Depending on the level of assessed risk, here are some simple things to consider that could reduce or eradicate the risk of causing serious injury:
- Should 1:1 care be implemented?
- Do grab rails and other aids need to be fitted?
- Should bed rails be put up at night?
- Is a crash mat needed by the side of the bed to minimise injury in the event of a fall?
- Should an alarm be fitted in case the resident tries to get out of bed or leave their room unaided?
Consequences of falling:
A fragile or elderly person who falls and suffers a hip or leg fracture, is most likely to sustain an irreparable and (often) inoperable injury (due to high risk of surgery under anaesthetic) – which could render them less able to walk, or worse, permanently immobile – and wheelchair or bed bound.
Rehabilitation in an elderly person, especially with brittle bones, osteoporosis or osteopenia, can be more challenging, if indeed, it can be undertaken at all. Elderly people generally take longer to heal and so will endure more pain, discomfort and inconvenience whilst rehabilitating.

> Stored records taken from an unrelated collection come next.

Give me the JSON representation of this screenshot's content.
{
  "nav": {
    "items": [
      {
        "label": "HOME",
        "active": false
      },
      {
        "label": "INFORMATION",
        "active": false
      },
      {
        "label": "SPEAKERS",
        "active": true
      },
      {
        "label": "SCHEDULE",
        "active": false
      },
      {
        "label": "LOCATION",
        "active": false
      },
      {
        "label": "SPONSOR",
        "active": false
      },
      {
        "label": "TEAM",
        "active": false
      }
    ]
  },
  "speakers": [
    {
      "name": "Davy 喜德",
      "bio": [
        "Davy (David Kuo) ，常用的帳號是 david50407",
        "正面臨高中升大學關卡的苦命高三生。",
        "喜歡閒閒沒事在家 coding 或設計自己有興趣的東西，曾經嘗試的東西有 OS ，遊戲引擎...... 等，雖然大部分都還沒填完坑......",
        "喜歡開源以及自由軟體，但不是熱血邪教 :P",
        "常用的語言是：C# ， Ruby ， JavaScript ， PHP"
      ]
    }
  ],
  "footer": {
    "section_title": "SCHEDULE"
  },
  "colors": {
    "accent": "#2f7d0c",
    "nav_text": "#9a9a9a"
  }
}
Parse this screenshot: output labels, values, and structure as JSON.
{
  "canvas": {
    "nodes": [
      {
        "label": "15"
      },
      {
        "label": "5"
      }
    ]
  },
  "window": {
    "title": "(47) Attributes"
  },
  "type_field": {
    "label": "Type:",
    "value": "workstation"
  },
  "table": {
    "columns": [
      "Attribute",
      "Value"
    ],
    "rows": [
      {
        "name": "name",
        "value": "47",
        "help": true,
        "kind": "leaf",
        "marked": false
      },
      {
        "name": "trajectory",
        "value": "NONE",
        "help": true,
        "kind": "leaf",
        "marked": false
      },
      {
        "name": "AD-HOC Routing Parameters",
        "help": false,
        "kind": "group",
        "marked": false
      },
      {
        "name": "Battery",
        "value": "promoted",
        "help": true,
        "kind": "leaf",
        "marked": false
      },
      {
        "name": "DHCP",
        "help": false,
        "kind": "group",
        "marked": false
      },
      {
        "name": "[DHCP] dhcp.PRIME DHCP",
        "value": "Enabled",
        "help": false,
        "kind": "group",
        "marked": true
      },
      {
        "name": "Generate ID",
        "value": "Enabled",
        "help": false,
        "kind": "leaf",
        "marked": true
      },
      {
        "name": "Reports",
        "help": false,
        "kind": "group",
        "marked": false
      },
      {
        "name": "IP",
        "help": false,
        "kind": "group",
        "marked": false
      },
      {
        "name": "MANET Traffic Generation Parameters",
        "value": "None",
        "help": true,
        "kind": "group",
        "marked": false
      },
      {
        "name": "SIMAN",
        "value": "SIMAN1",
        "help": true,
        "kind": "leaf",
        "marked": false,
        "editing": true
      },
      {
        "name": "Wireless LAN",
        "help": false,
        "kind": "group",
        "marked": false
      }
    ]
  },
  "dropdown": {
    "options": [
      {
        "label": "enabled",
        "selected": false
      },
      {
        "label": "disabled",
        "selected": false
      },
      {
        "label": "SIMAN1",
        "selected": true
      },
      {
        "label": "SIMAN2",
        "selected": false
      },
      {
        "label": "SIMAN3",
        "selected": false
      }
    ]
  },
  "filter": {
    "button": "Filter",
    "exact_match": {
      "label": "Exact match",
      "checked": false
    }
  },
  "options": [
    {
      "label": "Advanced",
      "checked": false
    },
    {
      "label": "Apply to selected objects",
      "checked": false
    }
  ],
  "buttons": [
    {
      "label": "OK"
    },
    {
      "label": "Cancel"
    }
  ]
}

The transformation from being independently mobile (even if needing some assistance) to becoming completely immobile can be devastating for the individual, and have a dramatic adverse impact on their mental and physical wellbeing.

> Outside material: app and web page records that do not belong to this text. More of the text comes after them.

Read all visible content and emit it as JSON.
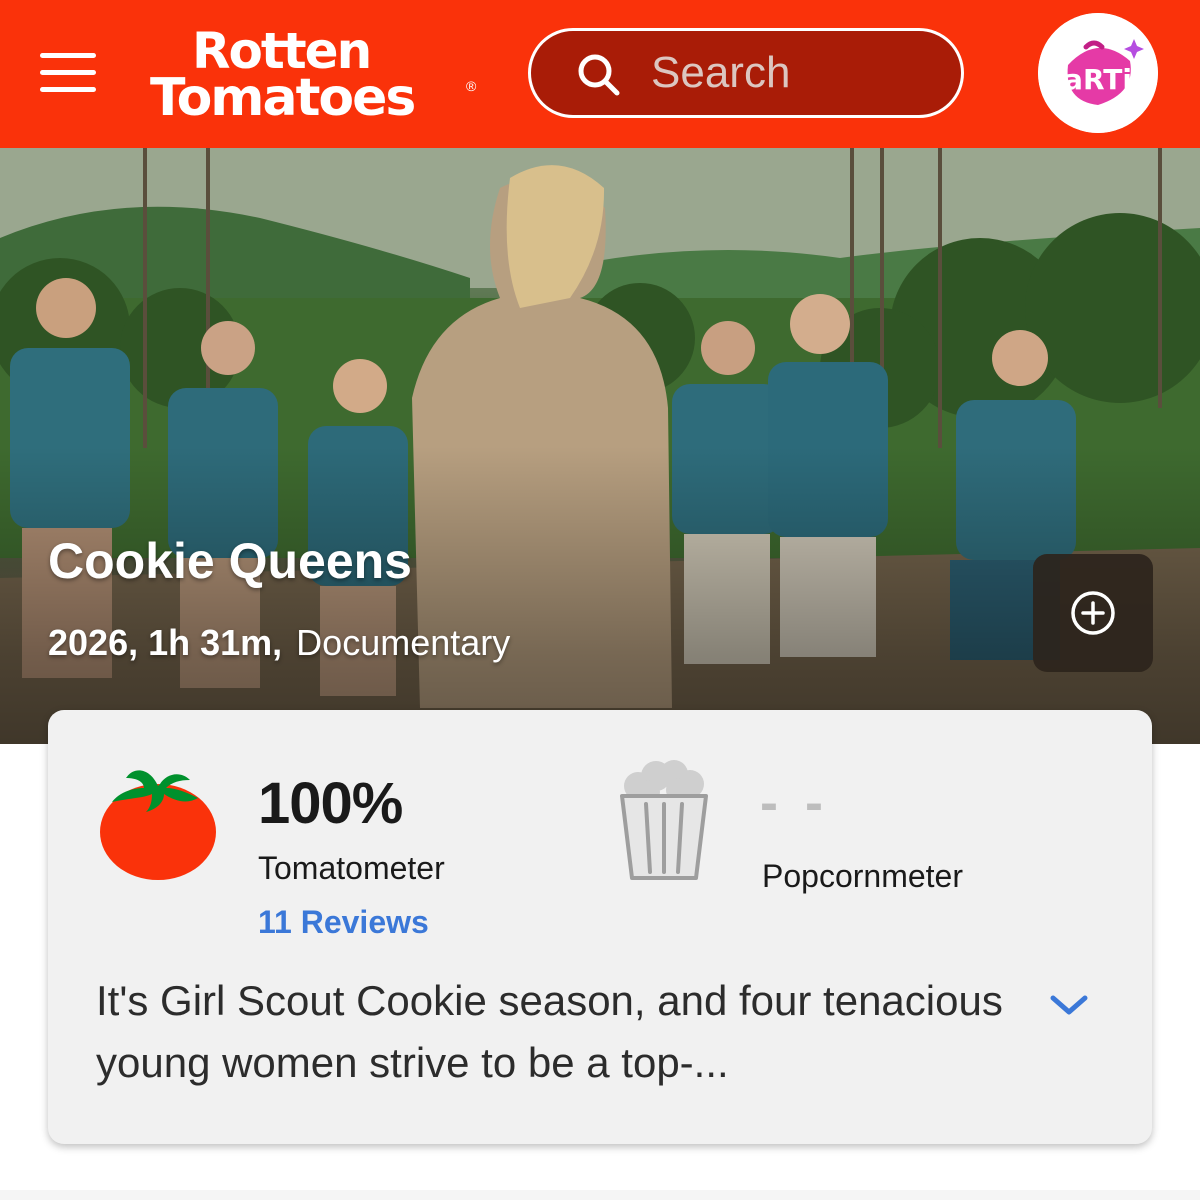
{
  "header": {
    "menu_icon": "hamburger-menu-icon",
    "logo": {
      "line1": "Rotten",
      "line2": "Tomatoes",
      "reg": "®"
    },
    "search": {
      "placeholder": "Search",
      "value": ""
    },
    "avatar": {
      "text": "aRTi"
    },
    "brand_color": "#fa320a"
  },
  "hero": {
    "title": "Cookie Queens",
    "year_runtime": "2026, 1h 31m,",
    "genre": "Documentary",
    "add_icon": "plus-circle-icon"
  },
  "scores": {
    "tomatometer": {
      "value": "100%",
      "label": "Tomatometer",
      "reviews": "11 Reviews",
      "icon": "fresh-tomato-icon"
    },
    "popcornmeter": {
      "value": "- -",
      "label": "Popcornmeter",
      "icon": "popcorn-bucket-icon"
    }
  },
  "synopsis": {
    "text": "It's Girl Scout Cookie season, and four tenacious young women strive to be a top-...",
    "expand_icon": "chevron-down-icon"
  },
  "colors": {
    "link": "#3b78d8",
    "card_bg": "#f1f1f1"
  }
}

Elderly hip fracture survivors experience worse mobility, loss of independence in function and decreased (physical) quality of life – usually resulting in increased care needs.
Reportedly, a resident with cognitive impairment such as dementia, increases the risk of falling and a hip fracture by three times compared to someone who is cognitively intact.

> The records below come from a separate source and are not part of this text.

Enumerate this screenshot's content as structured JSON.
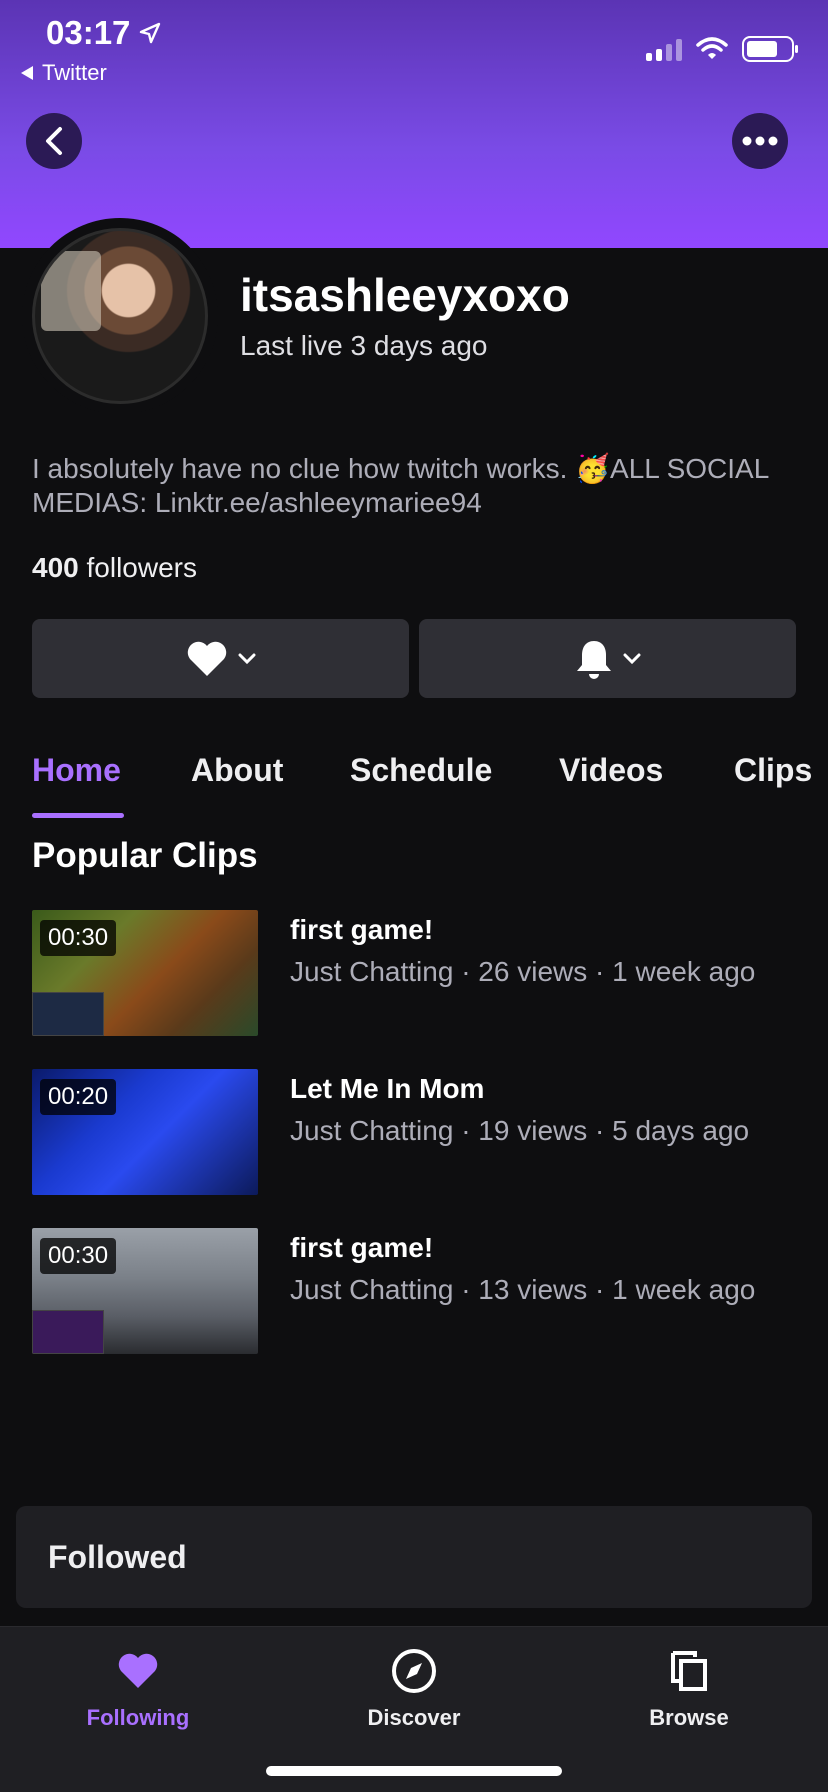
{
  "status_bar": {
    "time": "03:17",
    "back_app": "Twitter"
  },
  "profile": {
    "username": "itsashleeyxoxo",
    "last_live": "Last live 3 days ago",
    "bio": "I absolutely have no clue how twitch works. 🥳ALL SOCIAL MEDIAS: Linktr.ee/ashleeymariee94",
    "followers_count": "400",
    "followers_label": "followers"
  },
  "tabs": [
    "Home",
    "About",
    "Schedule",
    "Videos",
    "Clips"
  ],
  "active_tab": "Home",
  "popular_clips": {
    "title": "Popular Clips",
    "items": [
      {
        "duration": "00:30",
        "title": "first game!",
        "meta": "Just Chatting · 26 views · 1 week ago"
      },
      {
        "duration": "00:20",
        "title": "Let Me In Mom",
        "meta": "Just Chatting · 19 views · 5 days ago"
      },
      {
        "duration": "00:30",
        "title": "first game!",
        "meta": "Just Chatting · 13 views · 1 week ago"
      }
    ]
  },
  "toast": {
    "text": "Followed"
  },
  "bottom_nav": [
    {
      "label": "Following",
      "icon": "heart-icon",
      "active": true
    },
    {
      "label": "Discover",
      "icon": "compass-icon",
      "active": false
    },
    {
      "label": "Browse",
      "icon": "browse-icon",
      "active": false
    }
  ],
  "colors": {
    "accent": "#a970ff",
    "header": "#9147ff",
    "background": "#0e0e10"
  }
}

Sadly, falls can lead to a deterioration in an individual’s overall health and impact on other areas causing added or new complications, and resulting in a rapidly premature demise.
Common problems associated with falls:
Immobility: whether lying in bed or sitting too long (in a wheelchair) can cause pressure sores to bony prominences (eg buttocks, heels, feet, ankles, elbows) which can be extremely painful and, if not treated quickly, can deteriorate rapidly and become infected and life-threatening.
Incontinence: Toileting accidents, caused by immobility, can leave residents in understaffed care homes in soiled and wet clothes for hours before being attended to. Wet patches can develop causing skin breakdown and irritation, with the risk of developing into deep pressure sore areas if not inspected, monitored and treated regularly.
Communication: Some residents can’t tell you that they have fallen or are in pain. We have known injuries go undetected for days until a family member has been to visit their relative and, to their horror, uncovered an injury or deformed leg, raised the alarm prompting an investigation or safeguarding enquiry.
Sometimes, the injury has gone unnoticed by staff due to difficulty interpreting the resident’s inability to communicate reliably.
On occasion, the startling lack of contemporaneous notes in the daily care records can naturally lead families to believe there has been a cover-up by staff to hide blame. A recording of an ‘unwitnessed’ fall in the records can be a clue and imply neglect.
If you suspect neglect or fault, you must not ignore the matter. You place your relative into the care home’s trust and are fully entitled to expect that, as a minimum, that they will be safe and not allowed to fall.
Cognitive impairment: Research indicates that a hip fracture can lead to cognitive decline (eg Alzheimer’s) or accelerate its onset.
Unfortunately, falls by elderly and fragile residents in a care home are quite common and can have serious consequences – both mental and physical.
We suspect that most falls could and should have been avoided with proper risk assessments, good care and supervision, attention and constant reviews and monitoring.
Please! If your relative is in a care home, please ensure that the opportunity and chances of falling are eradicated or minimised, wherever possible to avoid injury.
Finally, if your relative is vulnerable and at high risk of falling, consider whether this will increase their chance of successfully being awarded NHS Continuing Healthcare Funding. For more information visit our website: www.caretobediffernt.co.uk or contact us directly.